The purpose of COLAs is to help seniors maintain their buying power in the face of inflation. If seniors were to start out collecting a single benefit and keep getting that same benefit over the course of 20 or 30 years, they'd eventually be unable to keep up with their living costs.

The reason 2022's COLA is so large is that inflation has been rampant this summer, driving up the cost of food, gas, and just about everything else. While a giant raise may be helpful to seniors, it's also apt to get instantly swallowed by higher living costs across the board. In fact, based on the way consumer prices are trending, it's unlikely that seniors will manage to come out all that far ahead in 2022, even with a large COLA at play.

Seniors need outside income

All of this points to one very important lesson -- one that future Social Security beneficiaries should take to heart.
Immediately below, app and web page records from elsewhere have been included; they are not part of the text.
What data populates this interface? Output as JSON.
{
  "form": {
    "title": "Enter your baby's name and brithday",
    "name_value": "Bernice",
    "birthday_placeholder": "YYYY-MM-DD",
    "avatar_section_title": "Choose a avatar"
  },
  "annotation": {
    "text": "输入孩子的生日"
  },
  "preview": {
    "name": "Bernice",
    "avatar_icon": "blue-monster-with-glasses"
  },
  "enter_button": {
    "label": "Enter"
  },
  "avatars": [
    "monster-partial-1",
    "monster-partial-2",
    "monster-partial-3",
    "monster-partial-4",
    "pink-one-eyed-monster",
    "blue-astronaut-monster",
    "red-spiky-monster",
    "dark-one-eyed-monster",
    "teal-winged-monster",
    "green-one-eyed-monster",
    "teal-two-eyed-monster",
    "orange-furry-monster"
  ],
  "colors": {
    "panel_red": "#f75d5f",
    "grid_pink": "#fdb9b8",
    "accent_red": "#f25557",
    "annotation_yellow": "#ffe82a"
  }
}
It's OK to rely on Social Security to provide some amount of retirement income, but retiring on Social Security alone is a bad idea.

For average earners, Social Security will replace about 40% of their pre-retirement paychecks. But most seniors need around twice that much income to enjoy a comfortable lifestyle.

Furthermore, rising healthcare costs have made it so that Social Security does a poor job of helping seniors keep up with their expenses. So workers today should take steps to save for retirement independently and be less reliant on Social Security once their time in the workforce comes to an end.

There are several options in this regard, and IRAs or 401(k) plans are a good starting point. These retirement savings plans are widely available and don't come with income limits (Roth IRAs being the one exception), and they offer a host of tax benefits that allow savers to benefit in the near term, as well as the future.

Meanwhile, workers enrolled in high-deductible health insurance plans can take advantage of health savings accounts, or HSAs. These accounts allow workers to contribute funds on a pre-tax basis toward immediate or long-term medical costs. Funds that aren't used can be invested and carried forward indefinitely, giving seniors a dedicated cash source for their medical bills during retirement.

Generous COLAs are a mixed bag

It's easy to get excited about the generous Social Security raise that's on the horizon. But in reality, the whole reason behind that large COLA is the fact that the cost of living has soared.

Workers today should recognize that even when a giant COLA comes down the pike, Social Security's buying power is limited. That reality check should prompt them to save independently for retirement to avoid financial struggles and maintain a decent standard of living.